Data for review:
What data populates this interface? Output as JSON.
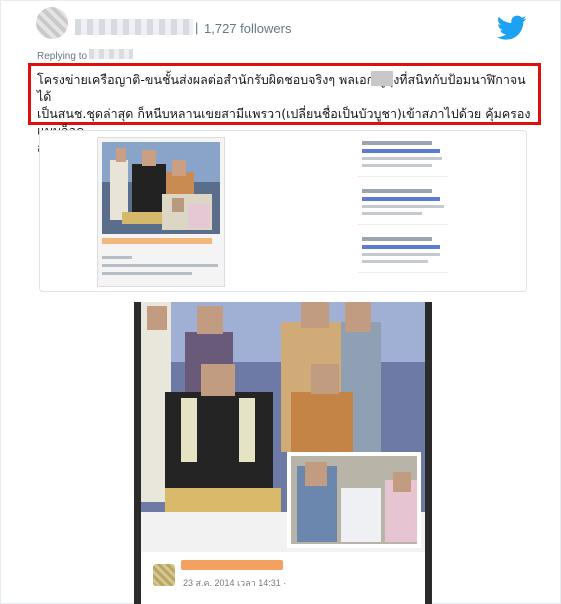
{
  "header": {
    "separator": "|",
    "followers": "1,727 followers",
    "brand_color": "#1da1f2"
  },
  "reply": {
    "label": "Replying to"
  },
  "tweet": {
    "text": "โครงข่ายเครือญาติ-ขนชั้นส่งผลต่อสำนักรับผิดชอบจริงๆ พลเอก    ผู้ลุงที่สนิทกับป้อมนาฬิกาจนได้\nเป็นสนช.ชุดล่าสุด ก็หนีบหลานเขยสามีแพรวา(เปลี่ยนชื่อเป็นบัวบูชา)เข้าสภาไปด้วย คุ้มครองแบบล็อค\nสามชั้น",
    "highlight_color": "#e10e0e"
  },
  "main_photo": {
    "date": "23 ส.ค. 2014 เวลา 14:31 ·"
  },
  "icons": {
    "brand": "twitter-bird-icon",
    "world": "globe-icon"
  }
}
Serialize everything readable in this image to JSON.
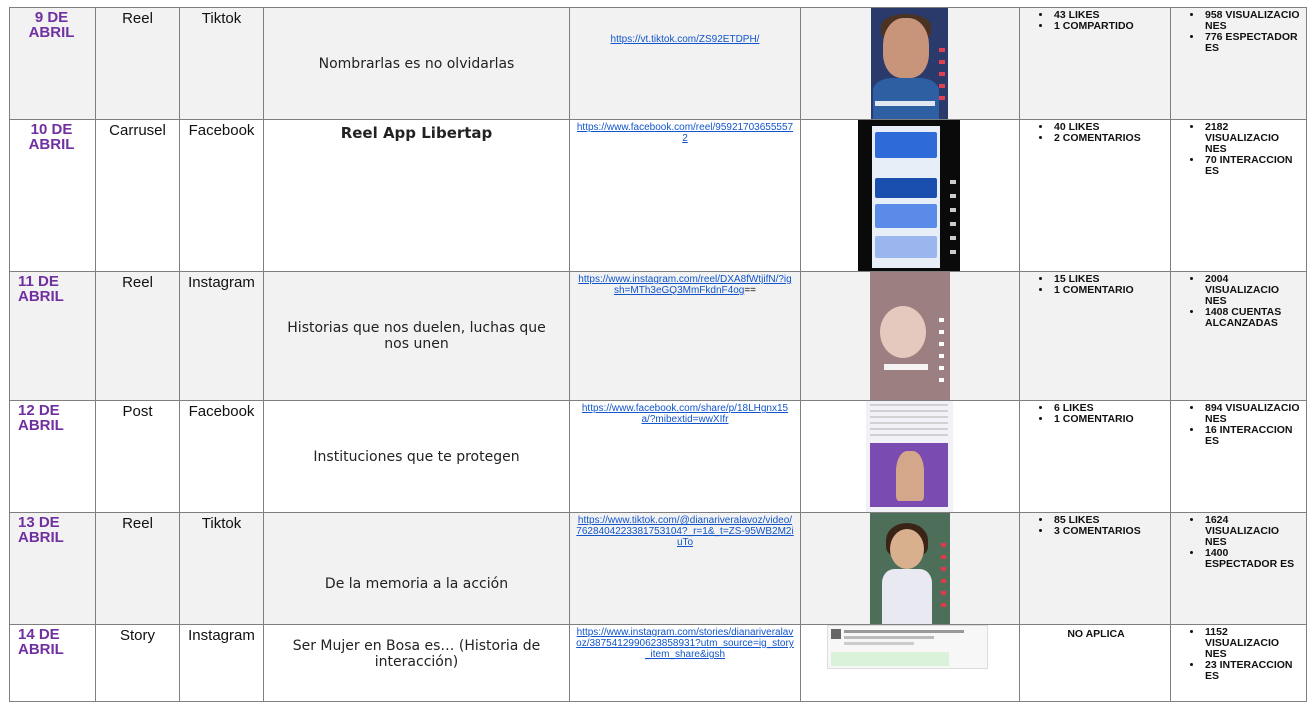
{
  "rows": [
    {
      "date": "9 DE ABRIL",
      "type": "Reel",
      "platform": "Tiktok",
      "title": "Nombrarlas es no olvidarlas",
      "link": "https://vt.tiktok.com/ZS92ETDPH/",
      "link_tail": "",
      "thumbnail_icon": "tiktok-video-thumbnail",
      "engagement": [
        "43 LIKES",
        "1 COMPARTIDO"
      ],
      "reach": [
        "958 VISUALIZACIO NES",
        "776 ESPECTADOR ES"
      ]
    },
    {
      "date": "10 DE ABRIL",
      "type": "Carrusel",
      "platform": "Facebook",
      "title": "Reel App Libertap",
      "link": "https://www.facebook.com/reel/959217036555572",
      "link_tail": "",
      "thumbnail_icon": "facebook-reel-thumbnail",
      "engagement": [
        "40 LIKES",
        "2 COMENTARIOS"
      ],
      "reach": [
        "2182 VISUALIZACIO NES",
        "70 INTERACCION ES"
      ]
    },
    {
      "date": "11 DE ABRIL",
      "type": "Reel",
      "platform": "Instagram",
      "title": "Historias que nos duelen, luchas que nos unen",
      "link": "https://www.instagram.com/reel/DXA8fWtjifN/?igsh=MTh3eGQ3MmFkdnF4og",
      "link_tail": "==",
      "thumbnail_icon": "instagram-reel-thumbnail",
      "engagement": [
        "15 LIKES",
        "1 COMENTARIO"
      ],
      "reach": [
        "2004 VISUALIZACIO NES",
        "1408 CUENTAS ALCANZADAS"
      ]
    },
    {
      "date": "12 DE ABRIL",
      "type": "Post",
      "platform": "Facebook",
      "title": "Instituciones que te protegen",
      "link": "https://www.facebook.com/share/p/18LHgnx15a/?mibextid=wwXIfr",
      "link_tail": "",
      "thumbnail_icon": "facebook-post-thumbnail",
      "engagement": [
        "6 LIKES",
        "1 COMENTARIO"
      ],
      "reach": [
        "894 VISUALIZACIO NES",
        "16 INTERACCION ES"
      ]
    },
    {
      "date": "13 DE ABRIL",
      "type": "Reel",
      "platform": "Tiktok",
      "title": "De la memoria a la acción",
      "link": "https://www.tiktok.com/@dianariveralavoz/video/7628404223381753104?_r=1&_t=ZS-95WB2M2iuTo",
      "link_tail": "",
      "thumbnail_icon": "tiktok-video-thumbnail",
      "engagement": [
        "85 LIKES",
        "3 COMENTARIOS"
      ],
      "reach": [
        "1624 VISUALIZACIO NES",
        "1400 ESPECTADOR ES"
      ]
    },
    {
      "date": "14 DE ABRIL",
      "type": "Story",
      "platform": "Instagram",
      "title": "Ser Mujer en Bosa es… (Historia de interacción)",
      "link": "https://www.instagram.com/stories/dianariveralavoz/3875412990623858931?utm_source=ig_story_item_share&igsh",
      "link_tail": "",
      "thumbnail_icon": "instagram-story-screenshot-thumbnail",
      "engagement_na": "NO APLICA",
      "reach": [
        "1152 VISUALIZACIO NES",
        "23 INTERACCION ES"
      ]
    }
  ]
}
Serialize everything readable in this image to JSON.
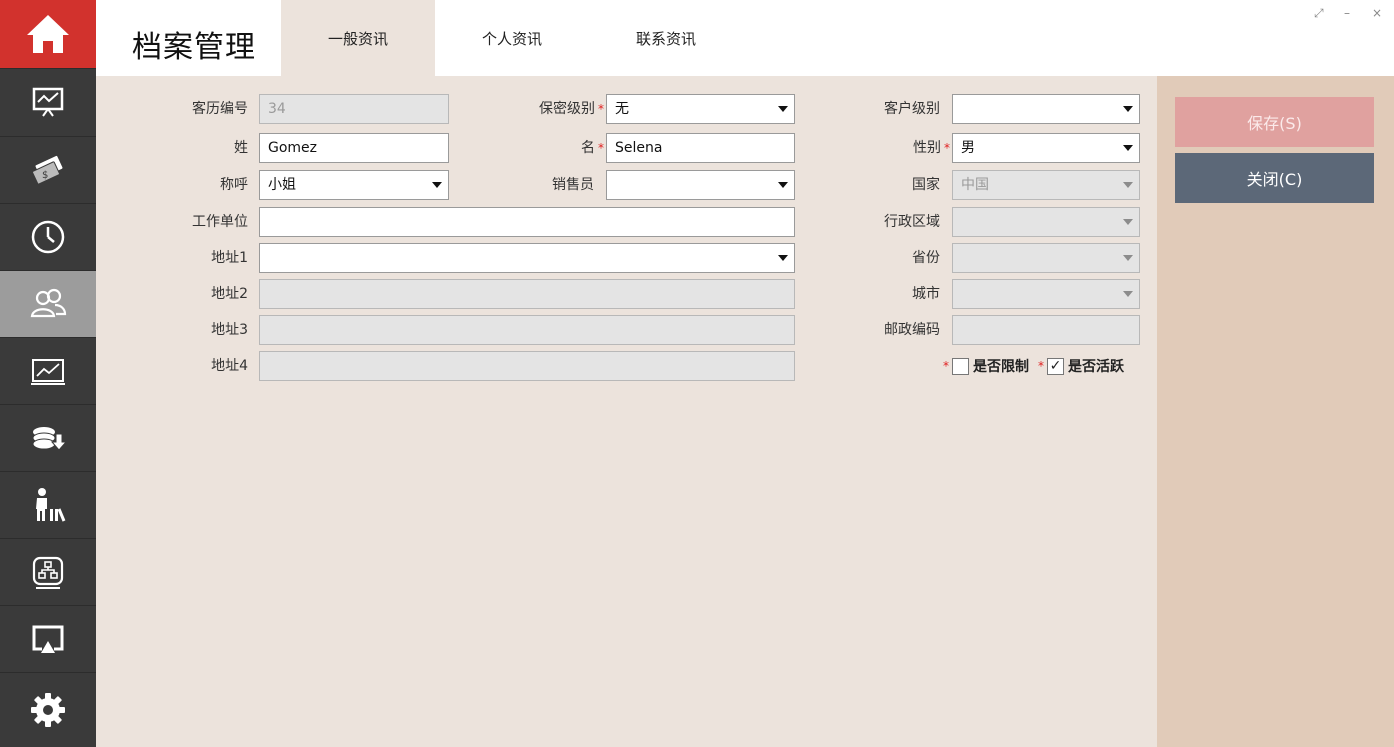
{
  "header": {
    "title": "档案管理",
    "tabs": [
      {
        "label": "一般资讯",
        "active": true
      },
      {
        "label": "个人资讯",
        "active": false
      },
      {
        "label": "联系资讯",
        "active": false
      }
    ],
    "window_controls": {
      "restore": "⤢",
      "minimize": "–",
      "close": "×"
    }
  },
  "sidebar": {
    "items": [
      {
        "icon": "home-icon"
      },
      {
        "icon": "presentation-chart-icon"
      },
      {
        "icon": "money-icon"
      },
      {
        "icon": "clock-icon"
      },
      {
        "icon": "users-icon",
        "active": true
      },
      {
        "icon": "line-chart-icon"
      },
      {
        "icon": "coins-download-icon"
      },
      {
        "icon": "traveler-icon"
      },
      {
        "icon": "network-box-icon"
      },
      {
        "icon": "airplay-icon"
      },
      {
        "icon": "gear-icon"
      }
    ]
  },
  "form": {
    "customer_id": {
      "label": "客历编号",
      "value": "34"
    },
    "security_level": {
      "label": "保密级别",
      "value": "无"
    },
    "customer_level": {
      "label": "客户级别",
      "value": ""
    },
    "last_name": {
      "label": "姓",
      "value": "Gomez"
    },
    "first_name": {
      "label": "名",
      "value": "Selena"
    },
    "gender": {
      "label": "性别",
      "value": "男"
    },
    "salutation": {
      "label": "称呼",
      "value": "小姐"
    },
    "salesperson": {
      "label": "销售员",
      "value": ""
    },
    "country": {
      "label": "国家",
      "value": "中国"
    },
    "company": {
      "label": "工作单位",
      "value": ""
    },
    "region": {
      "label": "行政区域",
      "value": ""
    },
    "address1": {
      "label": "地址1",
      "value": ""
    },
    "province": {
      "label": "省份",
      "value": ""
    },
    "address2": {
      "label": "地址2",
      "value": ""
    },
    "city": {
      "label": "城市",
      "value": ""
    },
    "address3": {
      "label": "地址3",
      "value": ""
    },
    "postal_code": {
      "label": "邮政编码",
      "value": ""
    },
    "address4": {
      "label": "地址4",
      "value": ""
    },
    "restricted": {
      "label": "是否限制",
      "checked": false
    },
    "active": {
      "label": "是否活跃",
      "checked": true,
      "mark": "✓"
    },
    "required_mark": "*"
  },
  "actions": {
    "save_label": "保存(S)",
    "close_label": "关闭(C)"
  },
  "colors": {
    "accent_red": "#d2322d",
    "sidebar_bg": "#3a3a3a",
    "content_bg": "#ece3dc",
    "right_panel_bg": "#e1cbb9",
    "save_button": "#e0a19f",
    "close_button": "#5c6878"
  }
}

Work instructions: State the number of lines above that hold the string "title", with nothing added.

Output of the task: 7